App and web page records
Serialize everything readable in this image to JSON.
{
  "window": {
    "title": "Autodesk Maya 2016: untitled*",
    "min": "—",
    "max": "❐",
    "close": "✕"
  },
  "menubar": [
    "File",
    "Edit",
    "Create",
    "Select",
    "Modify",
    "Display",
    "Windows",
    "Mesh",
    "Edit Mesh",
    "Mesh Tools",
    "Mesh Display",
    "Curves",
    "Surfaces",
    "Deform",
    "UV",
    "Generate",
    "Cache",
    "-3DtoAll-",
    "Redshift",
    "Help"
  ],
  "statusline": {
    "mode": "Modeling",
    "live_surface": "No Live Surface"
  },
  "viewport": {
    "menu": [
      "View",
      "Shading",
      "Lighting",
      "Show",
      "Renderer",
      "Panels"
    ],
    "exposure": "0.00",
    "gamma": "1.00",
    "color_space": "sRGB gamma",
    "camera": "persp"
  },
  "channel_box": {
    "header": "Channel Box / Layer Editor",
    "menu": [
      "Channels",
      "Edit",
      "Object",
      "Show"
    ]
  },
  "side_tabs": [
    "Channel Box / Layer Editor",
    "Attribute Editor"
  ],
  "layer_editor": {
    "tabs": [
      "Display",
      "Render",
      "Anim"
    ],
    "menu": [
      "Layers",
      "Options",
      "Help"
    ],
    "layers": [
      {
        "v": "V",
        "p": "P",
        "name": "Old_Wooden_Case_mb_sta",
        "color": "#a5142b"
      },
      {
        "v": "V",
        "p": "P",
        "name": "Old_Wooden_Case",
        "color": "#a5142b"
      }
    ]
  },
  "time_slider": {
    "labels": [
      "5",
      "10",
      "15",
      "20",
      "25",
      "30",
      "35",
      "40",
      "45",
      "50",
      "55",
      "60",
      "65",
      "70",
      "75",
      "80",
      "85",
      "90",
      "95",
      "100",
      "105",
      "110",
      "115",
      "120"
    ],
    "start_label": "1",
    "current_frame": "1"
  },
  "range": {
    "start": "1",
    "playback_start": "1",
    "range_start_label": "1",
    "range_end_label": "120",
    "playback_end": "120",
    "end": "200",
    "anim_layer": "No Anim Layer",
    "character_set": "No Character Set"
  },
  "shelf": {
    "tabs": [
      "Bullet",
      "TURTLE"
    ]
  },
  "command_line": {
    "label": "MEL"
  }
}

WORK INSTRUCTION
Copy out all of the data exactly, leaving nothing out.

PROBLEM SOLUTION
Serialize everything readable in this image to JSON.
{
  "window": {
    "title": "Autodesk Maya 2016: untitled*",
    "min": "—",
    "max": "❐",
    "close": "✕"
  },
  "menubar": [
    "File",
    "Edit",
    "Create",
    "Select",
    "Modify",
    "Display",
    "Windows",
    "Mesh",
    "Edit Mesh",
    "Mesh Tools",
    "Mesh Display",
    "Curves",
    "Surfaces",
    "Deform",
    "UV",
    "Generate",
    "Cache",
    "-3DtoAll-",
    "Redshift",
    "Help"
  ],
  "statusline": {
    "mode": "Modeling",
    "live_surface": "No Live Surface"
  },
  "viewport": {
    "menu": [
      "View",
      "Shading",
      "Lighting",
      "Show",
      "Renderer",
      "Panels"
    ],
    "exposure": "0.00",
    "gamma": "1.00",
    "color_space": "sRGB gamma",
    "camera": "persp"
  },
  "channel_box": {
    "header": "Channel Box / Layer Editor",
    "menu": [
      "Channels",
      "Edit",
      "Object",
      "Show"
    ]
  },
  "side_tabs": [
    "Channel Box / Layer Editor",
    "Attribute Editor"
  ],
  "layer_editor": {
    "tabs": [
      "Display",
      "Render",
      "Anim"
    ],
    "menu": [
      "Layers",
      "Options",
      "Help"
    ],
    "layers": [
      {
        "v": "V",
        "p": "P",
        "name": "Old_Wooden_Case_mb_sta",
        "color": "#a5142b"
      },
      {
        "v": "V",
        "p": "P",
        "name": "Old_Wooden_Case",
        "color": "#a5142b"
      }
    ]
  },
  "time_slider": {
    "labels": [
      "5",
      "10",
      "15",
      "20",
      "25",
      "30",
      "35",
      "40",
      "45",
      "50",
      "55",
      "60",
      "65",
      "70",
      "75",
      "80",
      "85",
      "90",
      "95",
      "100",
      "105",
      "110",
      "115",
      "120"
    ],
    "start_label": "1",
    "current_frame": "1"
  },
  "range": {
    "start": "1",
    "playback_start": "1",
    "range_start_label": "1",
    "range_end_label": "120",
    "playback_end": "120",
    "end": "200",
    "anim_layer": "No Anim Layer",
    "character_set": "No Character Set"
  },
  "shelf": {
    "tabs": [
      "Bullet",
      "TURTLE"
    ]
  },
  "command_line": {
    "label": "MEL"
  }
}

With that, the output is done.